■ **Extracted material**:
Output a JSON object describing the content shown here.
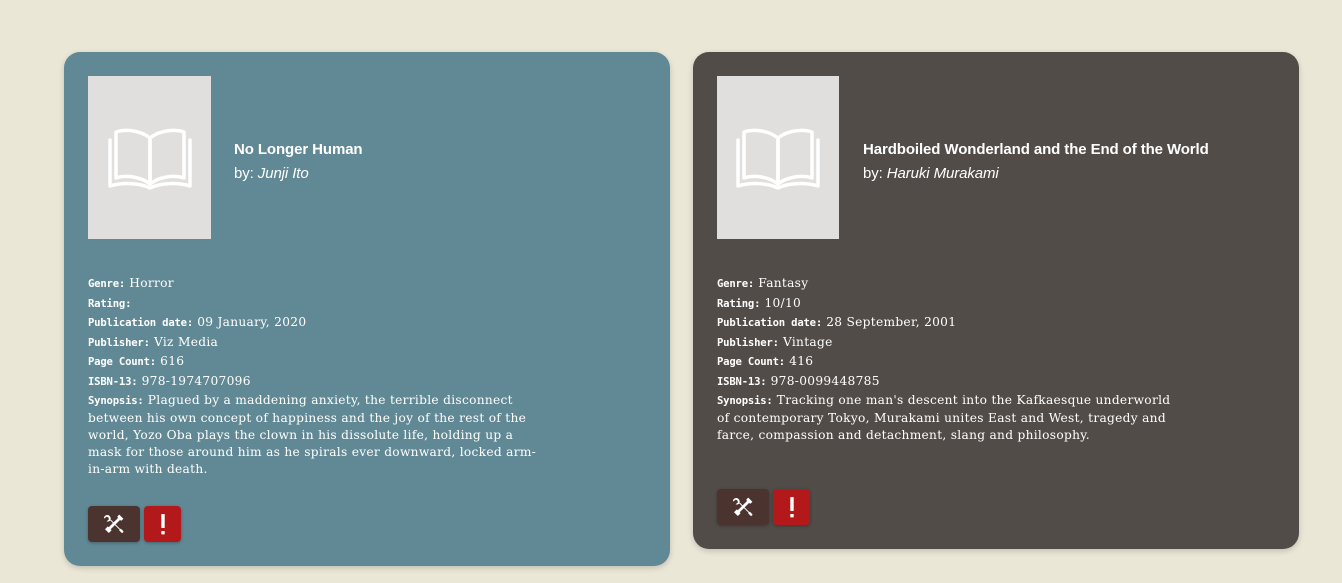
{
  "colors": {
    "page_background": "#ebe7d7",
    "card1_background": "#618995",
    "card2_background": "#524c48",
    "edit_button": "#4b3330",
    "report_button": "#b3191a",
    "cover_placeholder": "#e0dfde"
  },
  "icons": {
    "cover": "open-book-icon",
    "edit": "tools-icon",
    "report": "exclamation-icon"
  },
  "labels": {
    "by": "by:",
    "genre": "Genre:",
    "rating": "Rating:",
    "publication_date": "Publication date:",
    "publisher": "Publisher:",
    "page_count": "Page Count:",
    "isbn": "ISBN-13:",
    "synopsis": "Synopsis:"
  },
  "books": [
    {
      "title": "No Longer Human",
      "author": "Junji Ito",
      "genre": "Horror",
      "rating": "",
      "publication_date": "09 January, 2020",
      "publisher": "Viz Media",
      "page_count": "616",
      "isbn": "978-1974707096",
      "synopsis": "Plagued by a maddening anxiety, the terrible disconnect between his own concept of happiness and the joy of the rest of the world, Yozo Oba plays the clown in his dissolute life, holding up a mask for those around him as he spirals ever downward, locked arm-in-arm with death."
    },
    {
      "title": "Hardboiled Wonderland and the End of the World",
      "author": "Haruki Murakami",
      "genre": "Fantasy",
      "rating": "10/10",
      "publication_date": "28 September, 2001",
      "publisher": "Vintage",
      "page_count": "416",
      "isbn": "978-0099448785",
      "synopsis": "Tracking one man's descent into the Kafkaesque underworld of contemporary Tokyo, Murakami unites East and West, tragedy and farce, compassion and detachment, slang and philosophy."
    }
  ]
}
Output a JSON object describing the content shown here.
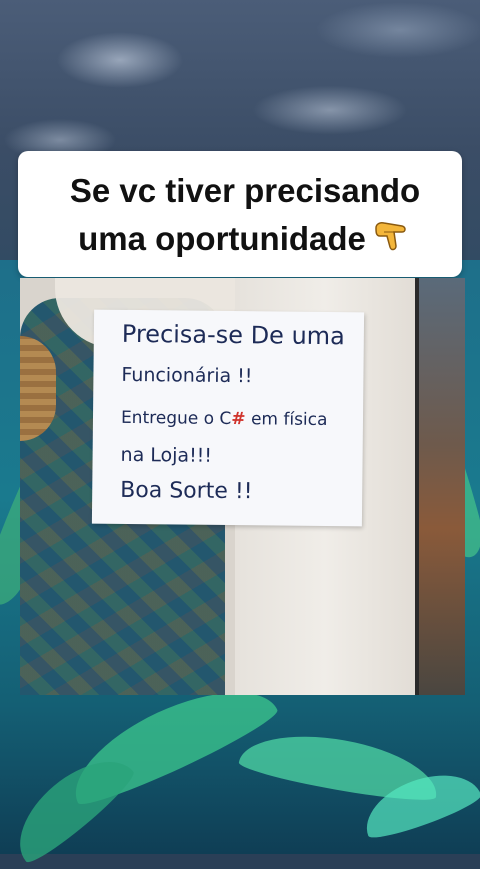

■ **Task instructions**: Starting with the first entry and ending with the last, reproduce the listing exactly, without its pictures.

■ **Solved exercise**:
Output a JSON object describing the content shown here.
{
  "colors": {
    "page_background": "#ebe7d7",
    "card1_background": "#618995",
    "card2_background": "#524c48",
    "edit_button": "#4b3330",
    "report_button": "#b3191a",
    "cover_placeholder": "#e0dfde"
  },
  "icons": {
    "cover": "open-book-icon",
    "edit": "tools-icon",
    "report": "exclamation-icon"
  },
  "labels": {
    "by": "by:",
    "genre": "Genre:",
    "rating": "Rating:",
    "publication_date": "Publication date:",
    "publisher": "Publisher:",
    "page_count": "Page Count:",
    "isbn": "ISBN-13:",
    "synopsis": "Synopsis:"
  },
  "books": [
    {
      "title": "No Longer Human",
      "author": "Junji Ito",
      "genre": "Horror",
      "rating": "",
      "publication_date": "09 January, 2020",
      "publisher": "Viz Media",
      "page_count": "616",
      "isbn": "978-1974707096",
      "synopsis": "Plagued by a maddening anxiety, the terrible disconnect between his own concept of happiness and the joy of the rest of the world, Yozo Oba plays the clown in his dissolute life, holding up a mask for those around him as he spirals ever downward, locked arm-in-arm with death."
    },
    {
      "title": "Hardboiled Wonderland and the End of the World",
      "author": "Haruki Murakami",
      "genre": "Fantasy",
      "rating": "10/10",
      "publication_date": "28 September, 2001",
      "publisher": "Vintage",
      "page_count": "416",
      "isbn": "978-0099448785",
      "synopsis": "Tracking one man's descent into the Kafkaesque underworld of contemporary Tokyo, Murakami unites East and West, tragedy and farce, compassion and detachment, slang and philosophy."
    }
  ]
}
Output a JSON object describing the content shown here.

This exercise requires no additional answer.